These investigators started with 215 obese participants of whom 195 accomplished a weight loss of at least 5% by eating a low-calorie diet for 8 weeks. The average weight loss of those eligible persons was 29 pounds or a 12% reduction in body weight. They then divided these into 4 groups for an observation of weight loss maintenance for another 52 weeks. One group got the exercise program and placebo, the second group got liraglutide alone, the third group got a combination of both and a fourth group was placebo. Eighty-five percent, 166 participants, finished the experiment.
The placebo group put half of the weight lost back on. The exercise alone group only put 7% of the weight lost back on. The liraglutide group maintained all of the weight lost and the combo group actually lost 7 and a half pounds more over the 52 weeks. So the weight loss maintenance benefit of liraglutide was slightly better than exercise alone and the combination was additive. In the case of fat tissue loss the benefits were even more pronounced in the same directions.
Why was exercise beneficial for weight loss maintenance here in contradiction of prior evidence. Are Danish people different? One part of the answer might be that the exercise program was predominantly of vigorous intensity and they had a high compliance and supervision of about two hours per week. Maybe the Danish are different.
A few more pieces of background about exercise bears repeating. There are 2 kinds of exercise termed body building and aerobic. There is a real thing, variously defined, called fitness that comes from exercising hard and consistently over time. When you get fit your efficiency during exercise and between bouts of exercise for the motions of daily living goes up. That means the energy cost, calories burned, goes down during and between exercise spells. Your heart rate and blood pressure go down and lots of other good things happen. So since even though you burn more calories while you are exercising hard, overall and in the course of the rest of your daily activity the calories you’re using go down and you eat less. All of this is unrelated to your size and shape per se.

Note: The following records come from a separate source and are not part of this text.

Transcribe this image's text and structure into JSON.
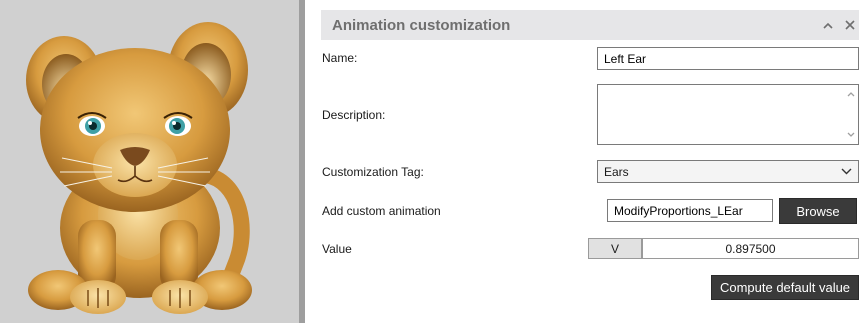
{
  "panel": {
    "title": "Animation customization",
    "collapse_icon": "chevron-up-icon",
    "close_icon": "close-icon"
  },
  "form": {
    "name_label": "Name:",
    "name_value": "Left Ear",
    "description_label": "Description:",
    "description_value": "",
    "tag_label": "Customization Tag:",
    "tag_value": "Ears",
    "custom_anim_label": "Add custom animation",
    "custom_anim_value": "ModifyProportions_LEar",
    "browse_label": "Browse",
    "value_label": "Value",
    "v_button_label": "V",
    "value": "0.897500",
    "compute_label": "Compute default value"
  },
  "colors": {
    "header_bg": "#e6e6e8",
    "header_text": "#6f6f6f",
    "dark_button": "#3a3a3a",
    "preview_bg": "#d0d0d0"
  }
}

Bottom line if you can be as dedicated and disciplined as the Danes forever then exercise maybe can help you maintain some weight loss after all and even though GLP-1s like liraglutide are easier if you exercise you can even improve on that weight lost. The GLP-1s and possible interactions with exercise are an even bigger story for later.
1. Lundgren JR et al. Healthy weight loss maintenance with exercise, liraglutide or both combined. N Engl J Med 2021;384:1719-30.
This writer’s opinion is their own and not the opinion of this newspaper
John DiTraglia M.D. is a Pediatrician in Portsmouth. He can be reached by e-mail- firstname.lastname@example.org or phone-354-6605.